▸ **Work instruction**
Show the lines of the material that contain the word "years".

Provided records Block Start

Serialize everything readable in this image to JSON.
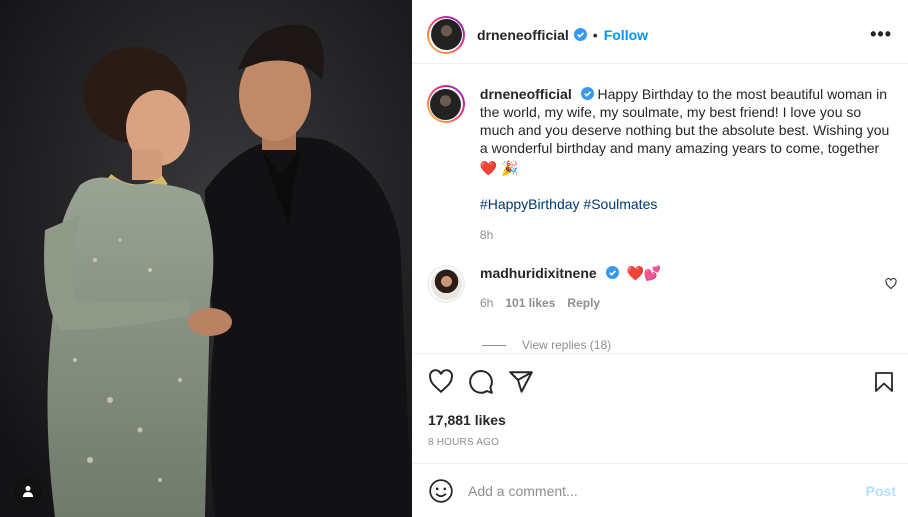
{
  "post": {
    "username": "drneneofficial",
    "follow_label": "Follow",
    "separator": "•",
    "more_label": "•••"
  },
  "caption": {
    "username": "drneneofficial",
    "text": "Happy Birthday to the most beautiful woman in the world, my wife, my soulmate, my best friend! I love you so much and you deserve nothing but the absolute best. Wishing you a wonderful birthday and many amazing years to come, together",
    "emoji": "❤️ 🎉",
    "hashtags": "#HappyBirthday #Soulmates",
    "time": "8h"
  },
  "comment": {
    "username": "madhuridixitnene",
    "text": "❤️💕",
    "time": "6h",
    "likes": "101 likes",
    "reply_label": "Reply",
    "view_replies": "View replies (18)"
  },
  "actions": {
    "like_icon": "heart-icon",
    "comment_icon": "comment-icon",
    "share_icon": "share-icon",
    "save_icon": "bookmark-icon"
  },
  "stats": {
    "likes": "17,881 likes",
    "posted": "8 HOURS AGO"
  },
  "composer": {
    "placeholder": "Add a comment...",
    "post_label": "Post"
  },
  "colors": {
    "accent": "#0095f6",
    "hashtag": "#00376b",
    "muted": "#8e8e8e",
    "post_disabled": "#b2dffc",
    "verified": "#3897f0"
  }
}
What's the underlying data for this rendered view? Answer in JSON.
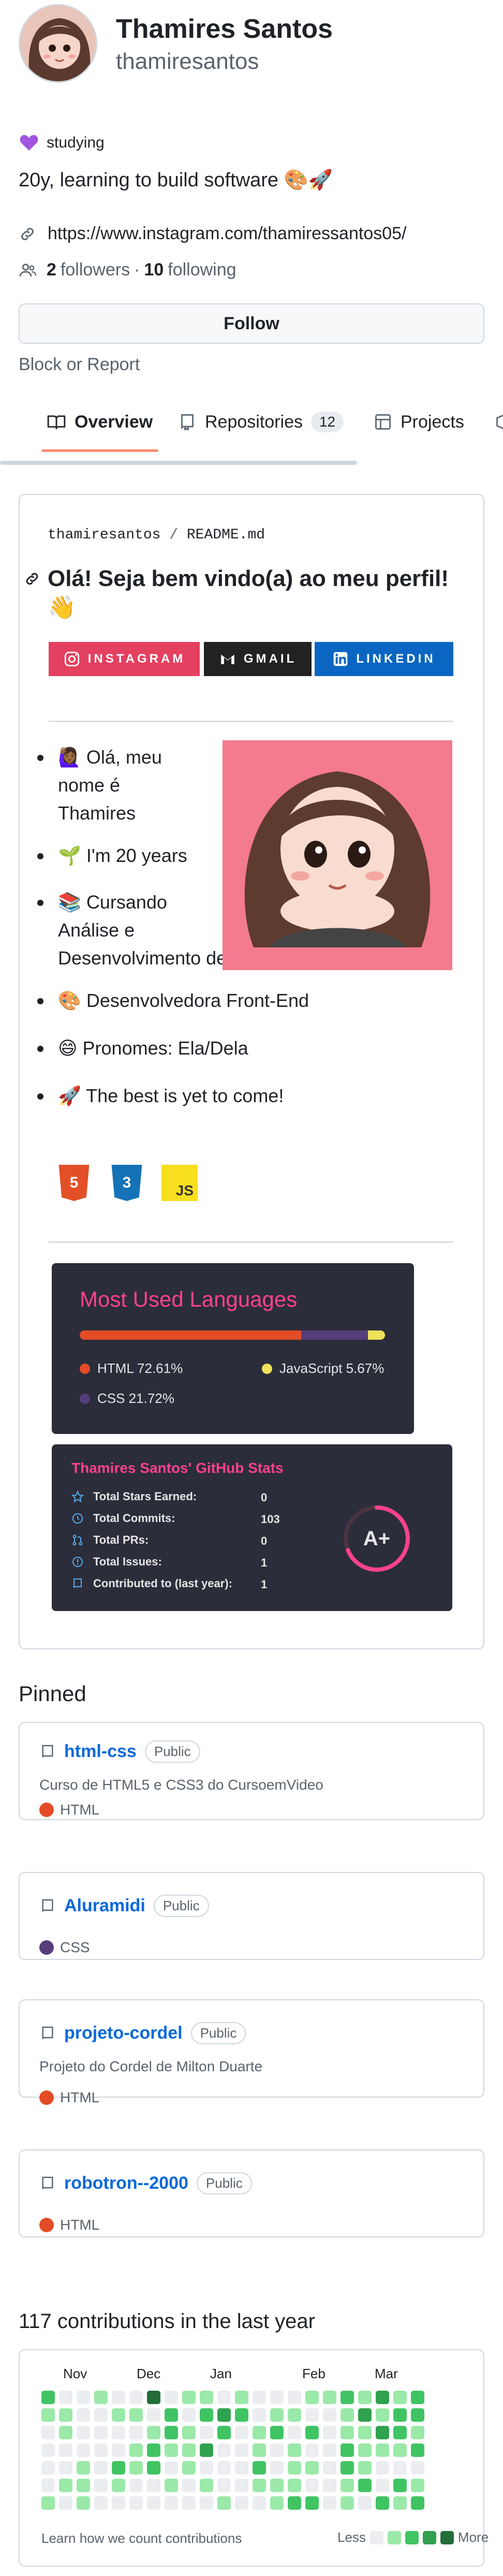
{
  "profile": {
    "full_name": "Thamires Santos",
    "username": "thamiresantos",
    "status": "studying",
    "bio": "20y, learning to build software 🎨🚀",
    "website": "https://www.instagram.com/thamiressantos05/",
    "followers_count": "2",
    "followers_label": "followers",
    "separator": "·",
    "following_count": "10",
    "following_label": "following",
    "follow_label": "Follow",
    "block_label": "Block or Report"
  },
  "tabs": [
    {
      "label": "Overview"
    },
    {
      "label": "Repositories",
      "count": "12"
    },
    {
      "label": "Projects"
    }
  ],
  "readme": {
    "path_user": "thamiresantos",
    "path_sep": "/",
    "path_file": "README",
    "path_ext": ".md",
    "title": "Olá! Seja bem vindo(a) ao meu perfil! 👋",
    "badges": [
      {
        "label": "INSTAGRAM",
        "color": "#e4405f"
      },
      {
        "label": "GMAIL",
        "color": "#222222"
      },
      {
        "label": "LINKEDIN",
        "color": "#0a66c2"
      }
    ],
    "bullets": [
      {
        "line1": "🙋🏾‍♀️ Olá, meu",
        "line2": "nome é",
        "line3": "Thamires"
      },
      {
        "line1": "🌱 I'm 20 years"
      },
      {
        "line1": "📚 Cursando",
        "line2": "Análise e",
        "line3": "Desenvolvimento de Sistemas - UNIFSA"
      },
      {
        "line1": "🎨 Desenvolvedora Front-End"
      },
      {
        "line1": "😄 Pronomes: Ela/Dela"
      },
      {
        "line1": "🚀 The best is yet to come!"
      }
    ],
    "tech_icons": [
      {
        "label": "5",
        "color": "#e34f26"
      },
      {
        "label": "3",
        "color": "#1572b6"
      },
      {
        "label": "JS",
        "color": "#f7df1e"
      }
    ]
  },
  "languages_card": {
    "title": "Most Used Languages",
    "items": [
      {
        "name": "HTML",
        "percent": 72.61,
        "label": "HTML 72.61%",
        "color": "#e34c26"
      },
      {
        "name": "CSS",
        "percent": 21.72,
        "label": "CSS 21.72%",
        "color": "#563d7c"
      },
      {
        "name": "JavaScript",
        "percent": 5.67,
        "label": "JavaScript 5.67%",
        "color": "#f1e05a"
      }
    ]
  },
  "stats_card": {
    "title": "Thamires Santos' GitHub Stats",
    "rows": [
      {
        "label": "Total Stars Earned:",
        "value": "0",
        "icon": "star-icon"
      },
      {
        "label": "Total Commits:",
        "value": "103",
        "icon": "clock-icon"
      },
      {
        "label": "Total PRs:",
        "value": "0",
        "icon": "pull-request-icon"
      },
      {
        "label": "Total Issues:",
        "value": "1",
        "icon": "issue-icon"
      },
      {
        "label": "Contributed to (last year):",
        "value": "1",
        "icon": "repo-icon"
      }
    ],
    "grade": "A+",
    "accent": "#fe428e"
  },
  "pinned": {
    "title": "Pinned",
    "repos": [
      {
        "name": "html-css",
        "visibility": "Public",
        "description": "Curso de HTML5 e CSS3 do CursoemVideo",
        "language": "HTML",
        "lang_color": "#e34c26"
      },
      {
        "name": "Aluramidi",
        "visibility": "Public",
        "description": "",
        "language": "CSS",
        "lang_color": "#563d7c"
      },
      {
        "name": "projeto-cordel",
        "visibility": "Public",
        "description": "Projeto do Cordel de Milton Duarte",
        "language": "HTML",
        "lang_color": "#e34c26"
      },
      {
        "name": "robotron--2000",
        "visibility": "Public",
        "description": "",
        "language": "HTML",
        "lang_color": "#e34c26"
      }
    ]
  },
  "contributions": {
    "title": "117 contributions in the last year",
    "months": [
      "Nov",
      "Dec",
      "Jan",
      "Feb",
      "Mar"
    ],
    "footer": "Learn how we count contributions",
    "less": "Less",
    "more": "More",
    "colors": [
      "#ebedf0",
      "#9be9a8",
      "#40c463",
      "#30a14e",
      "#216e39"
    ]
  }
}
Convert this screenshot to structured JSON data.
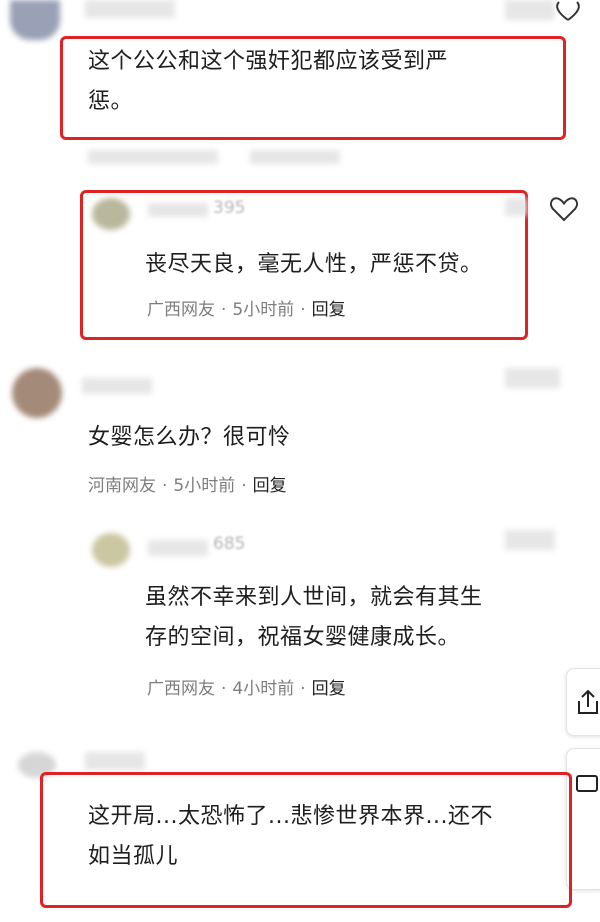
{
  "comments": [
    {
      "text_line1": "这个公公和这个强奸犯都应该受到严",
      "text_line2": "惩。"
    },
    {
      "username_fragment": "395",
      "text": "丧尽天良，毫无人性，严惩不贷。",
      "location": "广西网友",
      "time": "5小时前",
      "reply": "回复"
    },
    {
      "text": "女婴怎么办？很可怜",
      "location": "河南网友",
      "time": "5小时前",
      "reply": "回复"
    },
    {
      "username_fragment": "685",
      "text_line1": "虽然不幸来到人世间，就会有其生",
      "text_line2": "存的空间，祝福女婴健康成长。",
      "location": "广西网友",
      "time": "4小时前",
      "reply": "回复"
    },
    {
      "text_line1": "这开局...太恐怖了...悲惨世界本界...还不",
      "text_line2": "如当孤儿"
    }
  ],
  "separator": "·"
}
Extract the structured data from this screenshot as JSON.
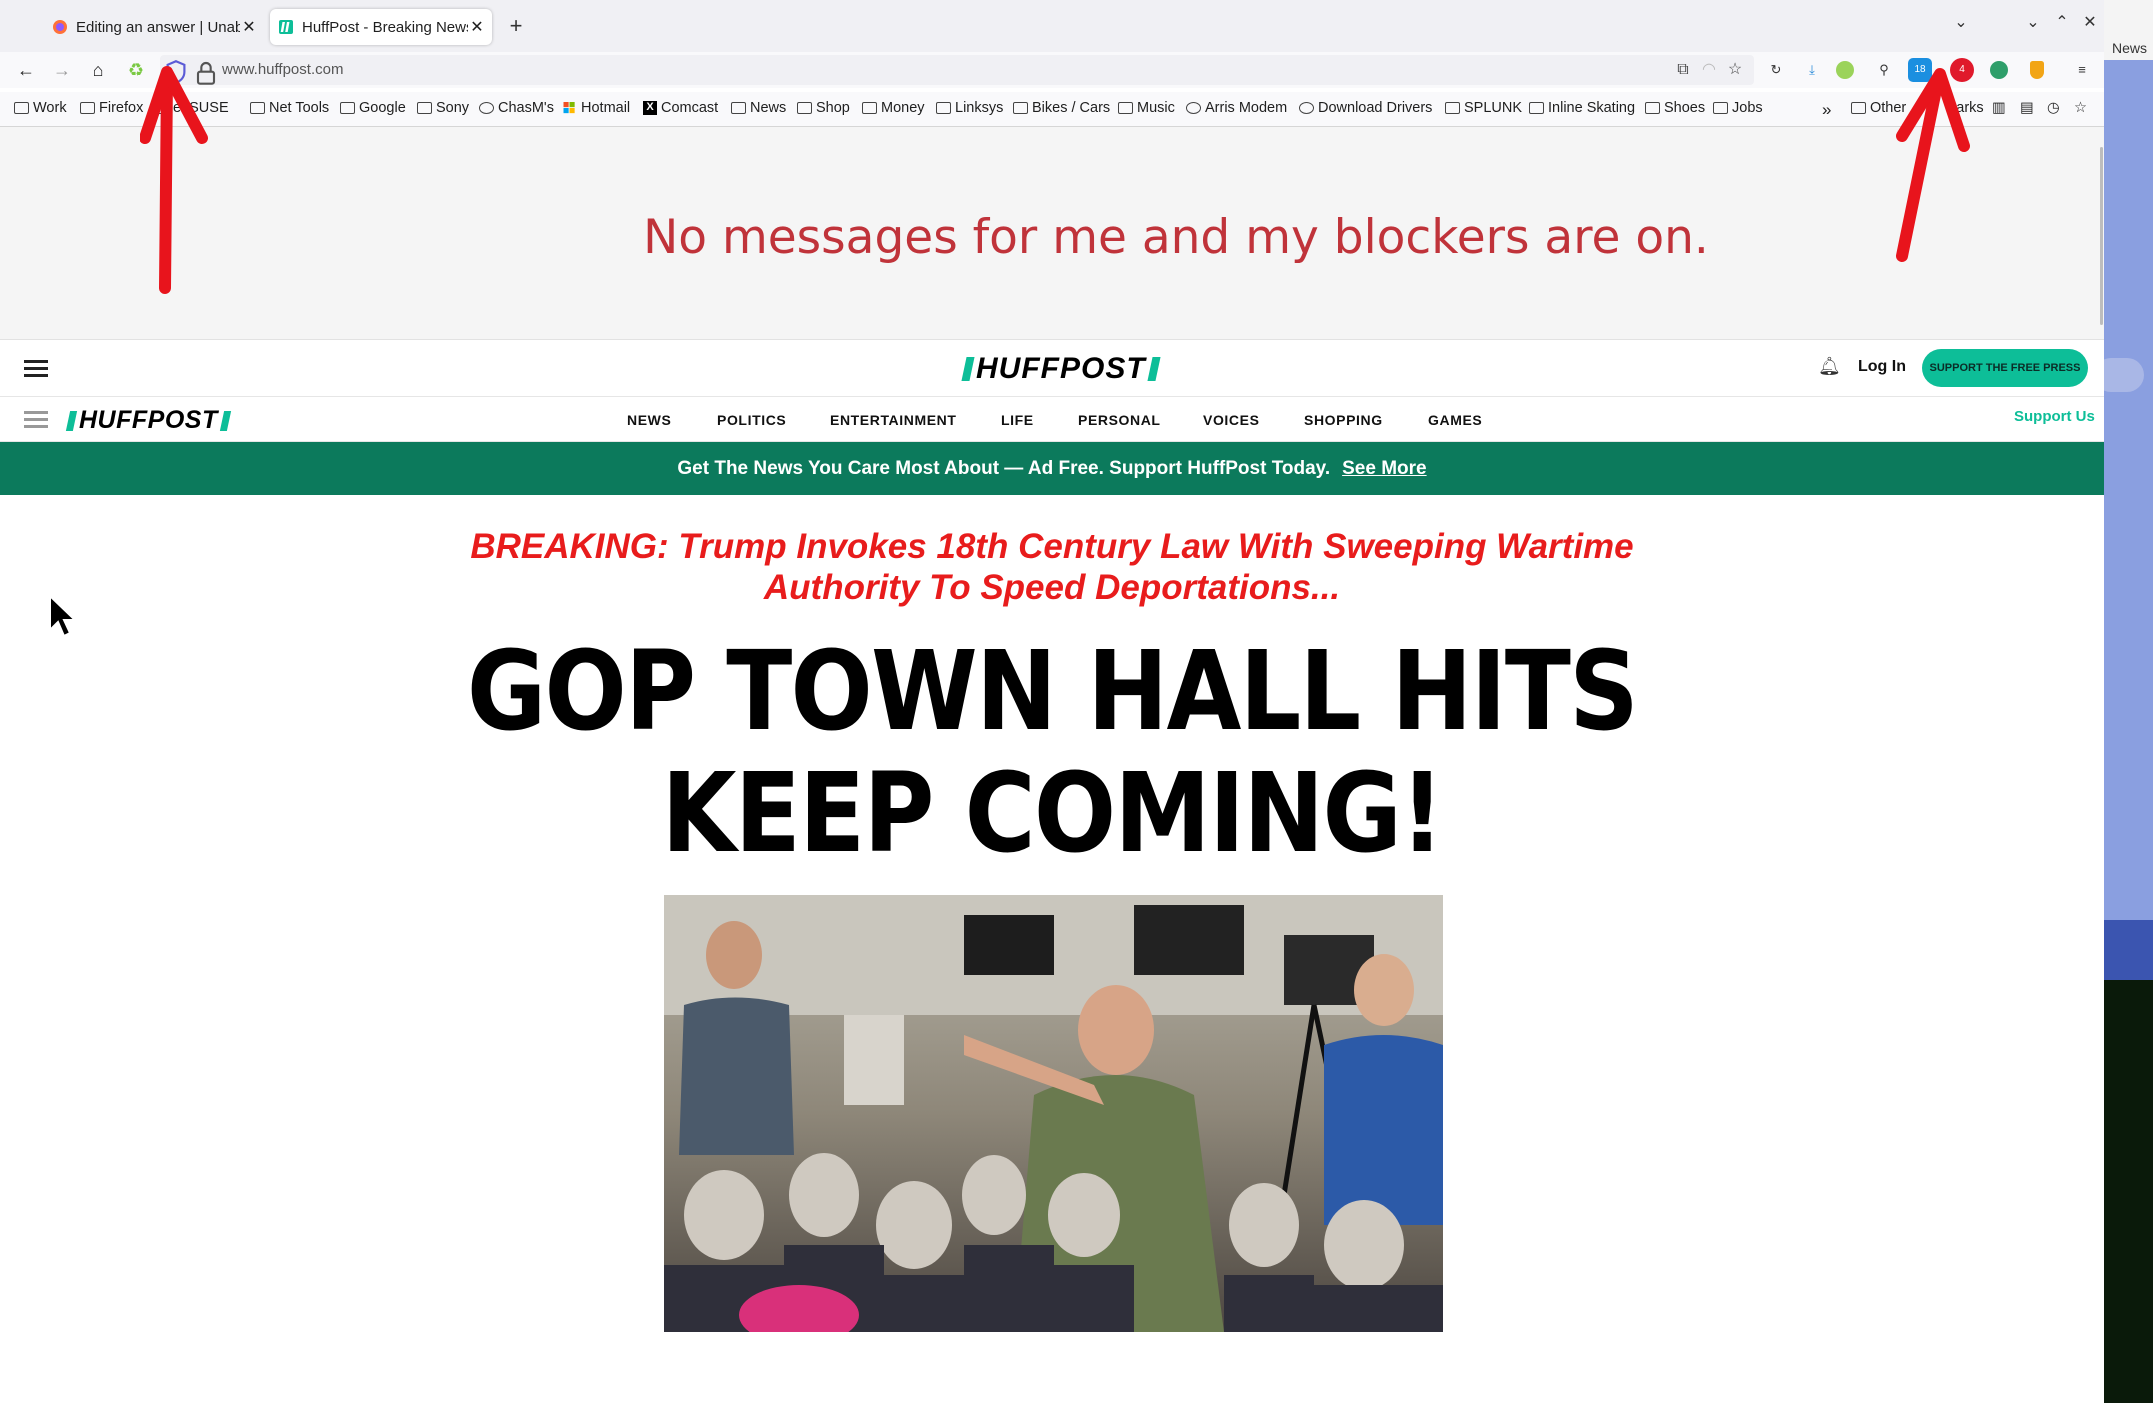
{
  "browser": {
    "tabs": [
      {
        "title": "Editing an answer | Unabl",
        "active": false
      },
      {
        "title": "HuffPost - Breaking News,",
        "active": true
      }
    ],
    "url": "www.huffpost.com",
    "extension_badges": {
      "ext_a": "18",
      "ext_b": "4"
    },
    "bookmarks": [
      {
        "label": "Work",
        "icon": "folder-icon"
      },
      {
        "label": "Firefox",
        "icon": "folder-icon"
      },
      {
        "label": "enSUSE",
        "icon": "folder-icon"
      },
      {
        "label": "Net Tools",
        "icon": "folder-icon"
      },
      {
        "label": "Google",
        "icon": "folder-icon"
      },
      {
        "label": "Sony",
        "icon": "folder-icon"
      },
      {
        "label": "ChasM's",
        "icon": "globe-icon"
      },
      {
        "label": "Hotmail",
        "icon": "microsoft-icon"
      },
      {
        "label": "Comcast",
        "icon": "x-icon"
      },
      {
        "label": "News",
        "icon": "folder-icon"
      },
      {
        "label": "Shop",
        "icon": "folder-icon"
      },
      {
        "label": "Money",
        "icon": "folder-icon"
      },
      {
        "label": "Linksys",
        "icon": "folder-icon"
      },
      {
        "label": "Bikes / Cars",
        "icon": "folder-icon"
      },
      {
        "label": "Music",
        "icon": "folder-icon"
      },
      {
        "label": "Arris Modem",
        "icon": "globe-icon"
      },
      {
        "label": "Download Drivers",
        "icon": "globe-icon"
      },
      {
        "label": "SPLUNK",
        "icon": "folder-icon"
      },
      {
        "label": "Inline Skating",
        "icon": "folder-icon"
      },
      {
        "label": "Shoes",
        "icon": "folder-icon"
      },
      {
        "label": "Jobs",
        "icon": "folder-icon"
      }
    ],
    "other_bookmarks_left": "Other",
    "other_bookmarks_right": "arks"
  },
  "desktop": {
    "label": "News"
  },
  "annotation": {
    "message": "No messages for me and my blockers are on."
  },
  "huffpost": {
    "logo": "HUFFPOST",
    "login": "Log In",
    "support_button": "SUPPORT THE FREE PRESS",
    "sections": [
      "NEWS",
      "POLITICS",
      "ENTERTAINMENT",
      "LIFE",
      "PERSONAL",
      "VOICES",
      "SHOPPING",
      "GAMES"
    ],
    "support_us": "Support Us",
    "promo_text": "Get The News You Care Most About — Ad Free. Support HuffPost Today.",
    "promo_link": "See More",
    "breaking_line1": "BREAKING: Trump Invokes 18th Century Law With Sweeping Wartime",
    "breaking_line2": "Authority To Speed Deportations...",
    "headline_line1": "GOP TOWN HALL HITS",
    "headline_line2": "KEEP COMING!"
  },
  "colors": {
    "brand": "#0dbe98",
    "promo_bg": "#0c7a5c",
    "breaking": "#e81c1c",
    "annotation": "#c0333a",
    "arrow": "#e8141c"
  }
}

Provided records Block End

▸ **Problem solution**
    "text": "Happy Birthday to the most beautiful woman in the world, my wife, my soulmate, my best friend! I love you so much and you deserve nothing but the absolute best. Wishing you a wonderful birthday and many amazing years to come, together",
        "line1": "🌱 I'm 20 years"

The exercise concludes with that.